- _WHAT TO DO_: Word for word, restate all of the data shown below.

Saved data entries:

--

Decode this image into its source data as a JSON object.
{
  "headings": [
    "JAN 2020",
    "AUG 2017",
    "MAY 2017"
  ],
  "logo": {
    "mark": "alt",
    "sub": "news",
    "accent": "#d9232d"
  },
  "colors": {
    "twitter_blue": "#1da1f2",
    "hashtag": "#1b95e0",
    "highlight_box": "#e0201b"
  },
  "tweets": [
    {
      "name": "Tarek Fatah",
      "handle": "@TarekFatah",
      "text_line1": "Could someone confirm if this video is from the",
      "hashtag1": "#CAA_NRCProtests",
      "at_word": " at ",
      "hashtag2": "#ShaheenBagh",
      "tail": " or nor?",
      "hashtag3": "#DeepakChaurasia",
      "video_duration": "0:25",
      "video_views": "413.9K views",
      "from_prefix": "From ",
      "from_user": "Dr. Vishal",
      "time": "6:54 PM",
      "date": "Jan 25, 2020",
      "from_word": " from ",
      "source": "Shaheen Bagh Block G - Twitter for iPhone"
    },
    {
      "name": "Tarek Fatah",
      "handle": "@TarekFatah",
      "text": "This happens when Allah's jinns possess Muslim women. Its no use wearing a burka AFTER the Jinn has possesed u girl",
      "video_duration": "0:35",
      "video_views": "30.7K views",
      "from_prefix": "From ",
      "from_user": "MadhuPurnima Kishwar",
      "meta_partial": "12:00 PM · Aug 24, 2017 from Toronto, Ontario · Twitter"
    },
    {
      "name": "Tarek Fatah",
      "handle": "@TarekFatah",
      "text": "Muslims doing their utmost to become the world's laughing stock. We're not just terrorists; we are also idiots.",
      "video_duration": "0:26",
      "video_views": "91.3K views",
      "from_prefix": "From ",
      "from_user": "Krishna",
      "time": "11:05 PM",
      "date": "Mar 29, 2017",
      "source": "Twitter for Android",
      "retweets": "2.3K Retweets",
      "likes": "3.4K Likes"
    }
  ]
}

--

- _OUTPUT OF THE EXERCISE_:
Decode this image into its source data as a JSON object.
{
  "headings": [
    "JAN 2020",
    "AUG 2017",
    "MAY 2017"
  ],
  "logo": {
    "mark": "alt",
    "sub": "news",
    "accent": "#d9232d"
  },
  "colors": {
    "twitter_blue": "#1da1f2",
    "hashtag": "#1b95e0",
    "highlight_box": "#e0201b"
  },
  "tweets": [
    {
      "name": "Tarek Fatah",
      "handle": "@TarekFatah",
      "text_line1": "Could someone confirm if this video is from the",
      "hashtag1": "#CAA_NRCProtests",
      "at_word": " at ",
      "hashtag2": "#ShaheenBagh",
      "tail": " or nor?",
      "hashtag3": "#DeepakChaurasia",
      "video_duration": "0:25",
      "video_views": "413.9K views",
      "from_prefix": "From ",
      "from_user": "Dr. Vishal",
      "time": "6:54 PM",
      "date": "Jan 25, 2020",
      "from_word": " from ",
      "source": "Shaheen Bagh Block G - Twitter for iPhone"
    },
    {
      "name": "Tarek Fatah",
      "handle": "@TarekFatah",
      "text": "This happens when Allah's jinns possess Muslim women. Its no use wearing a burka AFTER the Jinn has possesed u girl",
      "video_duration": "0:35",
      "video_views": "30.7K views",
      "from_prefix": "From ",
      "from_user": "MadhuPurnima Kishwar",
      "meta_partial": "12:00 PM · Aug 24, 2017 from Toronto, Ontario · Twitter"
    },
    {
      "name": "Tarek Fatah",
      "handle": "@TarekFatah",
      "text": "Muslims doing their utmost to become the world's laughing stock. We're not just terrorists; we are also idiots.",
      "video_duration": "0:26",
      "video_views": "91.3K views",
      "from_prefix": "From ",
      "from_user": "Krishna",
      "time": "11:05 PM",
      "date": "Mar 29, 2017",
      "source": "Twitter for Android",
      "retweets": "2.3K Retweets",
      "likes": "3.4K Likes"
    }
  ]
}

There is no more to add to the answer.